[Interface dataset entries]
++++++++++++++++++++

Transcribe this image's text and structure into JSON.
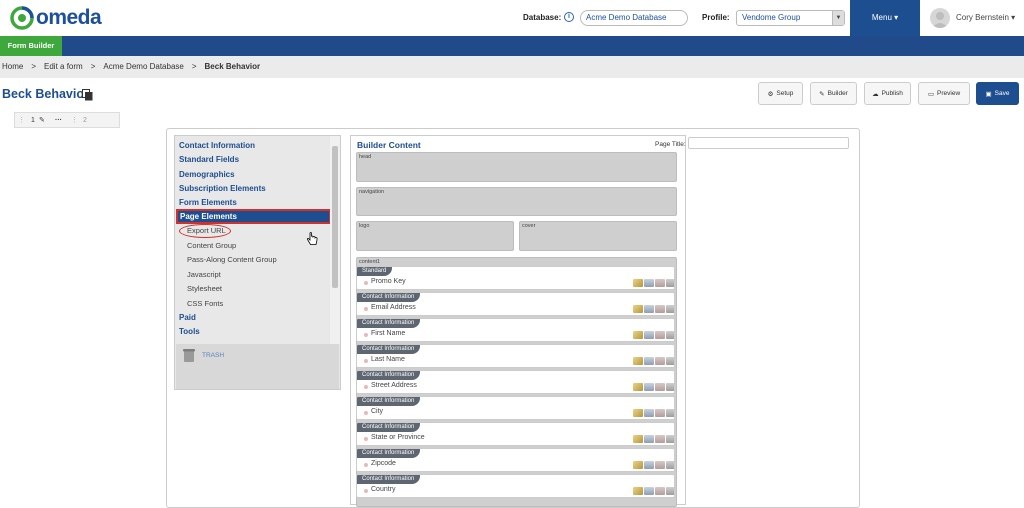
{
  "header": {
    "logo_text": "omeda",
    "database_label": "Database:",
    "database_value": "Acme Demo Database",
    "profile_label": "Profile:",
    "profile_value": "Vendome Group",
    "menu_label": "Menu ▾",
    "user_name": "Cory Bernstein ▾"
  },
  "nav": {
    "form_builder": "Form Builder"
  },
  "breadcrumb": {
    "items": [
      "Home",
      "Edit a form",
      "Acme Demo Database",
      "Beck Behavior"
    ],
    "sep": ">"
  },
  "page": {
    "title": "Beck Behavior"
  },
  "toolbar": {
    "setup": "Setup",
    "builder": "Builder",
    "publish": "Publish",
    "preview": "Preview",
    "save": "Save"
  },
  "pages_tabs": {
    "tab1": "1",
    "tab2": "2"
  },
  "left_panel": {
    "categories": [
      "Contact Information",
      "Standard Fields",
      "Demographics",
      "Subscription Elements",
      "Form Elements",
      "Page Elements"
    ],
    "page_elements": [
      "Export URL",
      "Content Group",
      "Pass-Along Content Group",
      "Javascript",
      "Stylesheet",
      "CSS Fonts"
    ],
    "after": [
      "Paid",
      "Tools"
    ],
    "trash_label": "TRASH"
  },
  "builder": {
    "title": "Builder Content",
    "page_title_label": "Page Title:",
    "zones": {
      "head": "head",
      "navigation": "navigation",
      "logo": "logo",
      "cover": "cover",
      "content1": "content1"
    },
    "fields": [
      {
        "tag": "Standard",
        "name": "Promo Key"
      },
      {
        "tag": "Contact Information",
        "name": "Email Address"
      },
      {
        "tag": "Contact Information",
        "name": "First Name"
      },
      {
        "tag": "Contact Information",
        "name": "Last Name"
      },
      {
        "tag": "Contact Information",
        "name": "Street Address"
      },
      {
        "tag": "Contact Information",
        "name": "City"
      },
      {
        "tag": "Contact Information",
        "name": "State or Province"
      },
      {
        "tag": "Contact Information",
        "name": "Zipcode"
      },
      {
        "tag": "Contact Information",
        "name": "Country"
      }
    ]
  },
  "colors": {
    "brand_blue": "#1d4e8f",
    "green": "#3ea83c",
    "highlight_red": "#d0312d"
  }
}
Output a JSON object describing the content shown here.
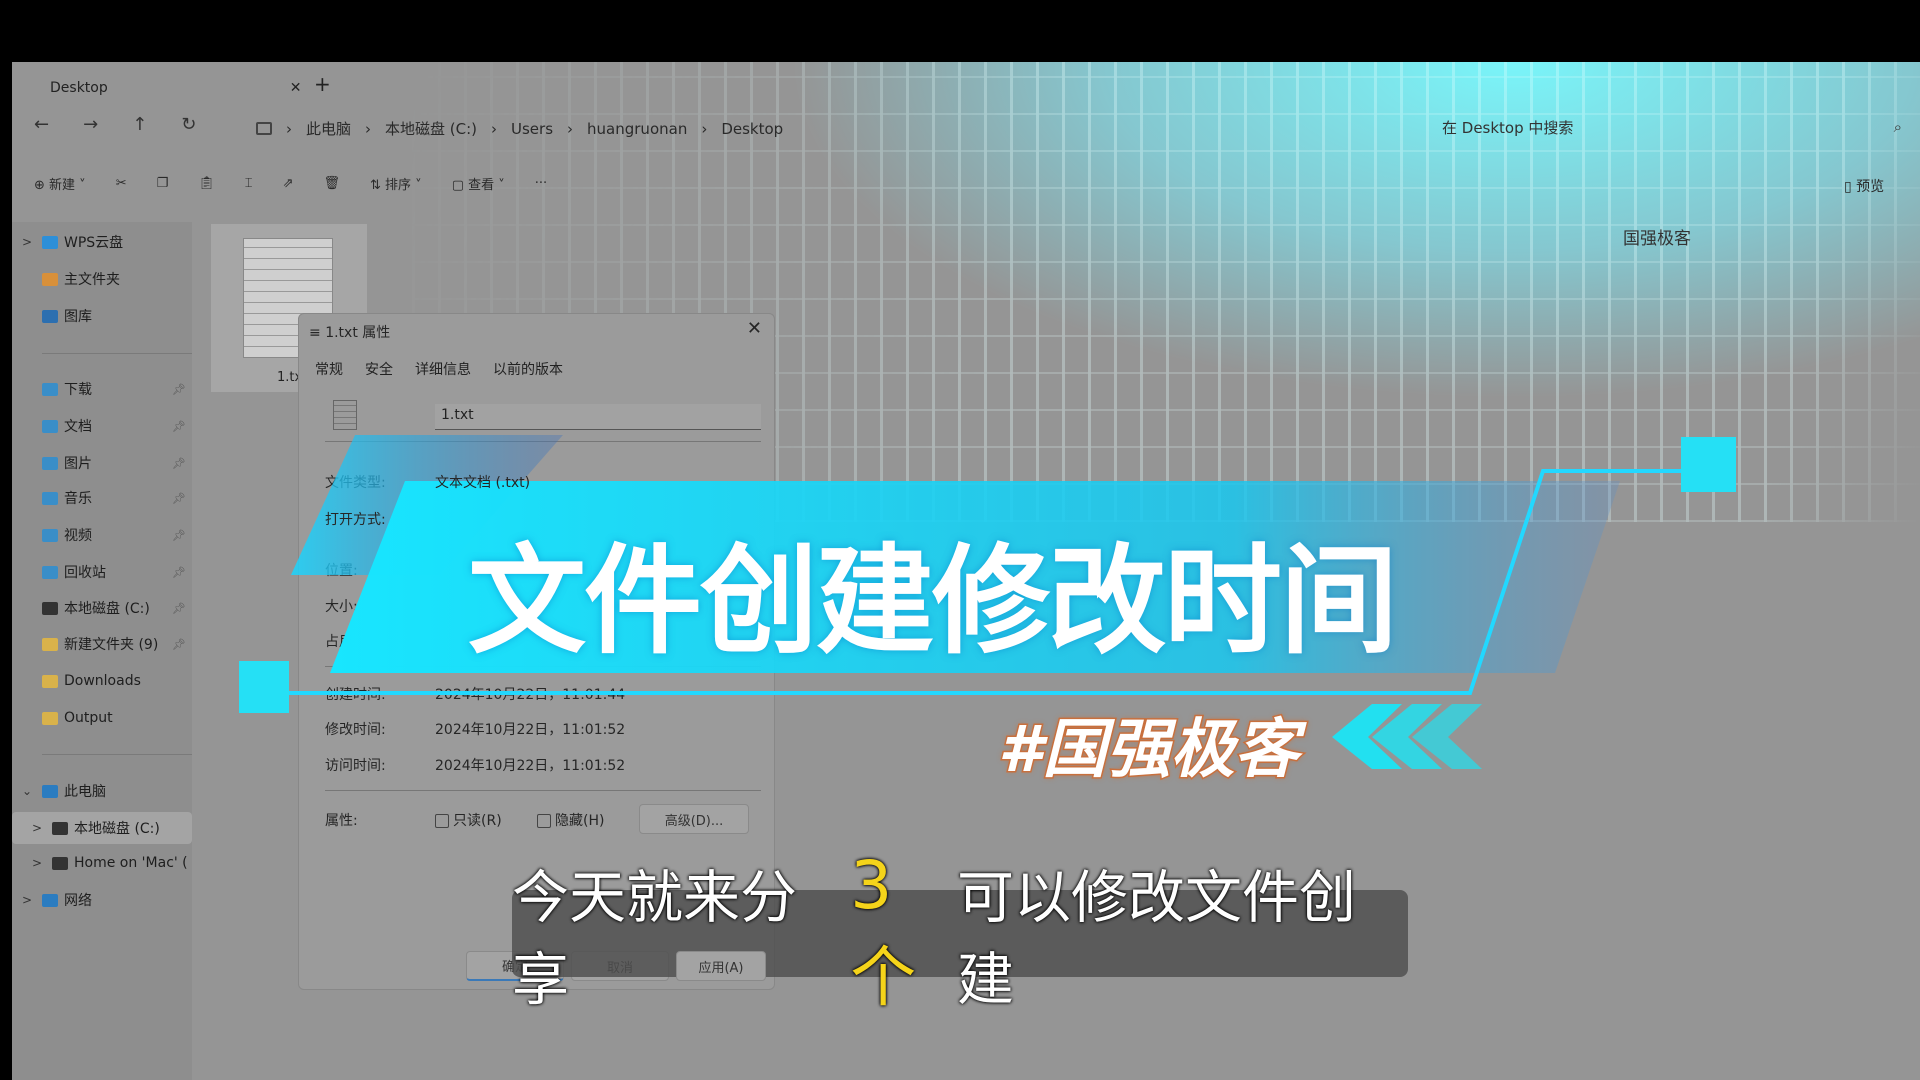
{
  "window": {
    "tab_title": "Desktop",
    "close": "✕",
    "new_tab": "+"
  },
  "nav": {
    "back": "←",
    "forward": "→",
    "up": "↑",
    "refresh": "↻",
    "breadcrumb": [
      "此电脑",
      "本地磁盘 (C:)",
      "Users",
      "huangruonan",
      "Desktop"
    ],
    "search_placeholder": "在 Desktop 中搜索"
  },
  "toolbar": {
    "new": "新建",
    "sort": "排序",
    "view": "查看",
    "more": "···",
    "preview": "预览"
  },
  "sidebar": {
    "items": [
      {
        "label": "WPS云盘",
        "icon": "cloud-icon",
        "chev": ">"
      },
      {
        "label": "主文件夹",
        "icon": "home-icon"
      },
      {
        "label": "图库",
        "icon": "gallery-icon"
      },
      {
        "label": "下载",
        "icon": "folder-download-icon",
        "pinned": true
      },
      {
        "label": "文档",
        "icon": "folder-docs-icon",
        "pinned": true
      },
      {
        "label": "图片",
        "icon": "folder-pictures-icon",
        "pinned": true
      },
      {
        "label": "音乐",
        "icon": "folder-music-icon",
        "pinned": true
      },
      {
        "label": "视频",
        "icon": "folder-video-icon",
        "pinned": true
      },
      {
        "label": "回收站",
        "icon": "recycle-bin-icon",
        "pinned": true
      },
      {
        "label": "本地磁盘 (C:)",
        "icon": "drive-icon",
        "pinned": true
      },
      {
        "label": "新建文件夹 (9)",
        "icon": "folder-icon",
        "pinned": true
      },
      {
        "label": "Downloads",
        "icon": "folder-icon"
      },
      {
        "label": "Output",
        "icon": "folder-icon"
      },
      {
        "label": "此电脑",
        "icon": "computer-icon",
        "chev": "⌄"
      },
      {
        "label": "本地磁盘 (C:)",
        "icon": "drive-icon",
        "chev": ">",
        "selected": true
      },
      {
        "label": "Home on 'Mac' (",
        "icon": "network-drive-icon",
        "chev": ">"
      },
      {
        "label": "网络",
        "icon": "network-icon",
        "chev": ">"
      }
    ]
  },
  "file": {
    "name": "1.tx"
  },
  "watermark": "国强极客",
  "dialog": {
    "title": "1.txt 属性",
    "tabs": [
      "常规",
      "安全",
      "详细信息",
      "以前的版本"
    ],
    "filename": "1.txt",
    "rows": [
      {
        "label": "文件类型:",
        "value": "文本文档 (.txt)"
      },
      {
        "label": "打开方式:",
        "value": ""
      },
      {
        "label": "位置:",
        "value": ""
      },
      {
        "label": "大小:",
        "value": ""
      },
      {
        "label": "占用",
        "value": ""
      }
    ],
    "times": [
      {
        "label": "创建时间:",
        "value": "2024年10月22日，11:01:44"
      },
      {
        "label": "修改时间:",
        "value": "2024年10月22日，11:01:52"
      },
      {
        "label": "访问时间:",
        "value": "2024年10月22日，11:01:52"
      }
    ],
    "attr_label": "属性:",
    "readonly": "只读(R)",
    "hidden": "隐藏(H)",
    "advanced": "高级(D)...",
    "ok": "确定",
    "cancel": "取消",
    "apply": "应用(A)"
  },
  "overlay": {
    "title": "文件创建修改时间",
    "tag": "#国强极客",
    "subtitle_pre": "今天就来分享",
    "subtitle_hl": "3个",
    "subtitle_post": "可以修改文件创建",
    "accent": "#1fe3ff",
    "tag_stroke": "#c8703e",
    "highlight": "#f5d41a"
  }
}
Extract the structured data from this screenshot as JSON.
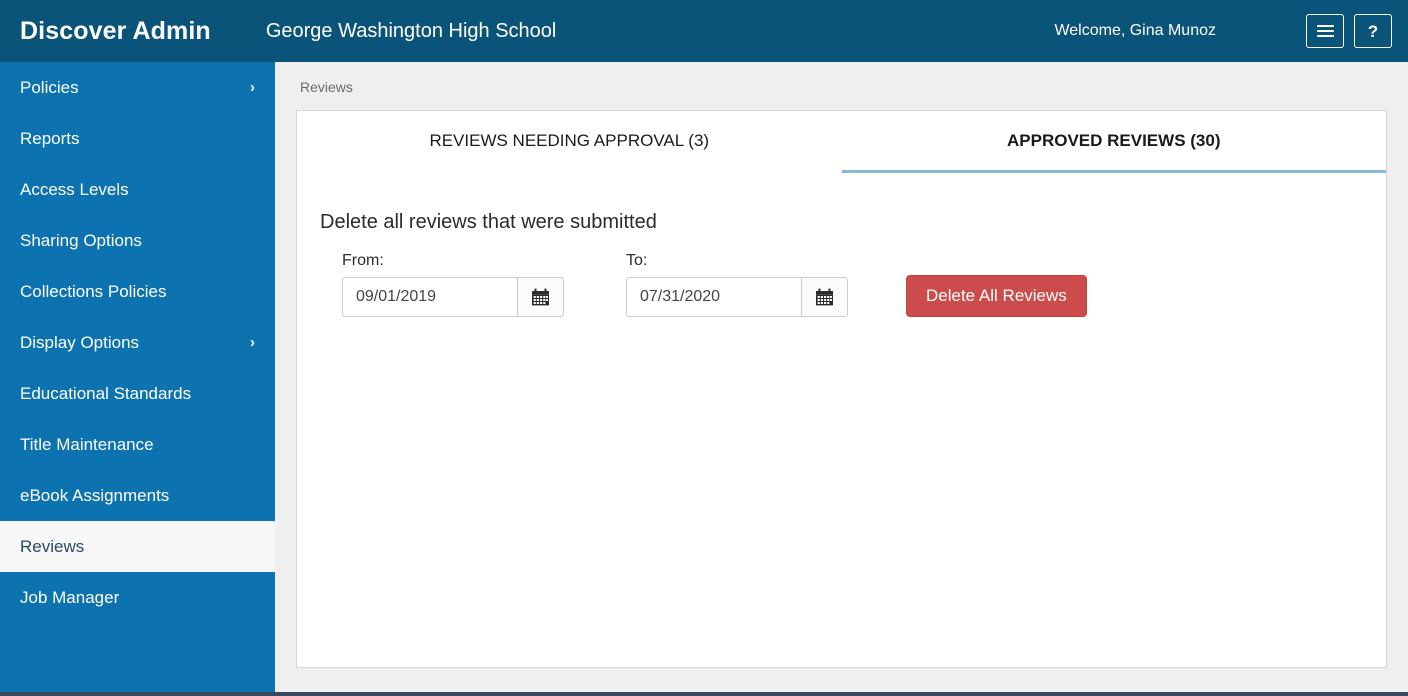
{
  "header": {
    "brand": "Discover Admin",
    "school": "George Washington High School",
    "welcome": "Welcome, Gina Munoz",
    "menu_icon": "hamburger-menu-icon",
    "help_label": "?"
  },
  "sidebar": {
    "items": [
      {
        "label": "Policies",
        "chevron": "›",
        "active": false
      },
      {
        "label": "Reports",
        "chevron": "",
        "active": false
      },
      {
        "label": "Access Levels",
        "chevron": "",
        "active": false
      },
      {
        "label": "Sharing Options",
        "chevron": "",
        "active": false
      },
      {
        "label": "Collections Policies",
        "chevron": "",
        "active": false
      },
      {
        "label": "Display Options",
        "chevron": "›",
        "active": false
      },
      {
        "label": "Educational Standards",
        "chevron": "",
        "active": false
      },
      {
        "label": "Title Maintenance",
        "chevron": "",
        "active": false
      },
      {
        "label": "eBook Assignments",
        "chevron": "",
        "active": false
      },
      {
        "label": "Reviews",
        "chevron": "",
        "active": true
      },
      {
        "label": "Job Manager",
        "chevron": "",
        "active": false
      }
    ]
  },
  "main": {
    "breadcrumb": "Reviews",
    "tabs": [
      {
        "label": "REVIEWS NEEDING APPROVAL (3)",
        "active": false
      },
      {
        "label": "APPROVED REVIEWS (30)",
        "active": true
      }
    ],
    "panel": {
      "title": "Delete all reviews that were submitted",
      "from_label": "From:",
      "from_value": "09/01/2019",
      "to_label": "To:",
      "to_value": "07/31/2020",
      "delete_button": "Delete All Reviews"
    }
  },
  "colors": {
    "header_blue": "#0a5379",
    "sidebar_blue": "#0c72b0",
    "active_tab_underline": "#8cb9d9",
    "danger_red": "#cc4b4b",
    "page_bg": "#efefef"
  }
}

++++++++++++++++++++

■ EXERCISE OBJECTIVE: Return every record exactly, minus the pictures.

■ SOLVED EXERCISE:
Transcribe this image's text and structure into JSON.
{
  "header": {
    "logo_text": "omeda",
    "database_label": "Database:",
    "database_value": "Acme Demo Database",
    "profile_label": "Profile:",
    "profile_value": "Vendome Group",
    "menu_label": "Menu ▾",
    "user_name": "Cory Bernstein ▾"
  },
  "nav": {
    "form_builder": "Form Builder"
  },
  "breadcrumb": {
    "items": [
      "Home",
      "Edit a form",
      "Acme Demo Database",
      "Beck Behavior"
    ],
    "sep": ">"
  },
  "page": {
    "title": "Beck Behavior"
  },
  "toolbar": {
    "setup": "Setup",
    "builder": "Builder",
    "publish": "Publish",
    "preview": "Preview",
    "save": "Save"
  },
  "pages_tabs": {
    "tab1": "1",
    "tab2": "2"
  },
  "left_panel": {
    "categories": [
      "Contact Information",
      "Standard Fields",
      "Demographics",
      "Subscription Elements",
      "Form Elements",
      "Page Elements"
    ],
    "page_elements": [
      "Export URL",
      "Content Group",
      "Pass-Along Content Group",
      "Javascript",
      "Stylesheet",
      "CSS Fonts"
    ],
    "after": [
      "Paid",
      "Tools"
    ],
    "trash_label": "TRASH"
  },
  "builder": {
    "title": "Builder Content",
    "page_title_label": "Page Title:",
    "zones": {
      "head": "head",
      "navigation": "navigation",
      "logo": "logo",
      "cover": "cover",
      "content1": "content1"
    },
    "fields": [
      {
        "tag": "Standard",
        "name": "Promo Key"
      },
      {
        "tag": "Contact Information",
        "name": "Email Address"
      },
      {
        "tag": "Contact Information",
        "name": "First Name"
      },
      {
        "tag": "Contact Information",
        "name": "Last Name"
      },
      {
        "tag": "Contact Information",
        "name": "Street Address"
      },
      {
        "tag": "Contact Information",
        "name": "City"
      },
      {
        "tag": "Contact Information",
        "name": "State or Province"
      },
      {
        "tag": "Contact Information",
        "name": "Zipcode"
      },
      {
        "tag": "Contact Information",
        "name": "Country"
      }
    ]
  },
  "colors": {
    "brand_blue": "#1d4e8f",
    "green": "#3ea83c",
    "highlight_red": "#d0312d"
  }
}
Output a JSON object describing the content shown here.
{
  "window": {
    "tab_title": "Desktop",
    "close": "✕",
    "new_tab": "+"
  },
  "nav": {
    "back": "←",
    "forward": "→",
    "up": "↑",
    "refresh": "↻",
    "breadcrumb": [
      "此电脑",
      "本地磁盘 (C:)",
      "Users",
      "huangruonan",
      "Desktop"
    ],
    "search_placeholder": "在 Desktop 中搜索"
  },
  "toolbar": {
    "new": "新建",
    "sort": "排序",
    "view": "查看",
    "more": "···",
    "preview": "预览"
  },
  "sidebar": {
    "items": [
      {
        "label": "WPS云盘",
        "icon": "cloud-icon",
        "chev": ">"
      },
      {
        "label": "主文件夹",
        "icon": "home-icon"
      },
      {
        "label": "图库",
        "icon": "gallery-icon"
      },
      {
        "label": "下载",
        "icon": "folder-download-icon",
        "pinned": true
      },
      {
        "label": "文档",
        "icon": "folder-docs-icon",
        "pinned": true
      },
      {
        "label": "图片",
        "icon": "folder-pictures-icon",
        "pinned": true
      },
      {
        "label": "音乐",
        "icon": "folder-music-icon",
        "pinned": true
      },
      {
        "label": "视频",
        "icon": "folder-video-icon",
        "pinned": true
      },
      {
        "label": "回收站",
        "icon": "recycle-bin-icon",
        "pinned": true
      },
      {
        "label": "本地磁盘 (C:)",
        "icon": "drive-icon",
        "pinned": true
      },
      {
        "label": "新建文件夹 (9)",
        "icon": "folder-icon",
        "pinned": true
      },
      {
        "label": "Downloads",
        "icon": "folder-icon"
      },
      {
        "label": "Output",
        "icon": "folder-icon"
      },
      {
        "label": "此电脑",
        "icon": "computer-icon",
        "chev": "⌄"
      },
      {
        "label": "本地磁盘 (C:)",
        "icon": "drive-icon",
        "chev": ">",
        "selected": true
      },
      {
        "label": "Home on 'Mac' (",
        "icon": "network-drive-icon",
        "chev": ">"
      },
      {
        "label": "网络",
        "icon": "network-icon",
        "chev": ">"
      }
    ]
  },
  "file": {
    "name": "1.tx"
  },
  "watermark": "国强极客",
  "dialog": {
    "title": "1.txt 属性",
    "tabs": [
      "常规",
      "安全",
      "详细信息",
      "以前的版本"
    ],
    "filename": "1.txt",
    "rows": [
      {
        "label": "文件类型:",
        "value": "文本文档 (.txt)"
      },
      {
        "label": "打开方式:",
        "value": ""
      },
      {
        "label": "位置:",
        "value": ""
      },
      {
        "label": "大小:",
        "value": ""
      },
      {
        "label": "占用",
        "value": ""
      }
    ],
    "times": [
      {
        "label": "创建时间:",
        "value": "2024年10月22日，11:01:44"
      },
      {
        "label": "修改时间:",
        "value": "2024年10月22日，11:01:52"
      },
      {
        "label": "访问时间:",
        "value": "2024年10月22日，11:01:52"
      }
    ],
    "attr_label": "属性:",
    "readonly": "只读(R)",
    "hidden": "隐藏(H)",
    "advanced": "高级(D)...",
    "ok": "确定",
    "cancel": "取消",
    "apply": "应用(A)"
  },
  "overlay": {
    "title": "文件创建修改时间",
    "tag": "#国强极客",
    "subtitle_pre": "今天就来分享",
    "subtitle_hl": "3个",
    "subtitle_post": "可以修改文件创建",
    "accent": "#1fe3ff",
    "tag_stroke": "#c8703e",
    "highlight": "#f5d41a"
  }
}
Extract the structured data from this screenshot as JSON.
{
  "header": {
    "brand": "Discover Admin",
    "school": "George Washington High School",
    "welcome": "Welcome, Gina Munoz",
    "menu_icon": "hamburger-menu-icon",
    "help_label": "?"
  },
  "sidebar": {
    "items": [
      {
        "label": "Policies",
        "chevron": "›",
        "active": false
      },
      {
        "label": "Reports",
        "chevron": "",
        "active": false
      },
      {
        "label": "Access Levels",
        "chevron": "",
        "active": false
      },
      {
        "label": "Sharing Options",
        "chevron": "",
        "active": false
      },
      {
        "label": "Collections Policies",
        "chevron": "",
        "active": false
      },
      {
        "label": "Display Options",
        "chevron": "›",
        "active": false
      },
      {
        "label": "Educational Standards",
        "chevron": "",
        "active": false
      },
      {
        "label": "Title Maintenance",
        "chevron": "",
        "active": false
      },
      {
        "label": "eBook Assignments",
        "chevron": "",
        "active": false
      },
      {
        "label": "Reviews",
        "chevron": "",
        "active": true
      },
      {
        "label": "Job Manager",
        "chevron": "",
        "active": false
      }
    ]
  },
  "main": {
    "breadcrumb": "Reviews",
    "tabs": [
      {
        "label": "REVIEWS NEEDING APPROVAL (3)",
        "active": false
      },
      {
        "label": "APPROVED REVIEWS (30)",
        "active": true
      }
    ],
    "panel": {
      "title": "Delete all reviews that were submitted",
      "from_label": "From:",
      "from_value": "09/01/2019",
      "to_label": "To:",
      "to_value": "07/31/2020",
      "delete_button": "Delete All Reviews"
    }
  },
  "colors": {
    "header_blue": "#0a5379",
    "sidebar_blue": "#0c72b0",
    "active_tab_underline": "#8cb9d9",
    "danger_red": "#cc4b4b",
    "page_bg": "#efefef"
  }
}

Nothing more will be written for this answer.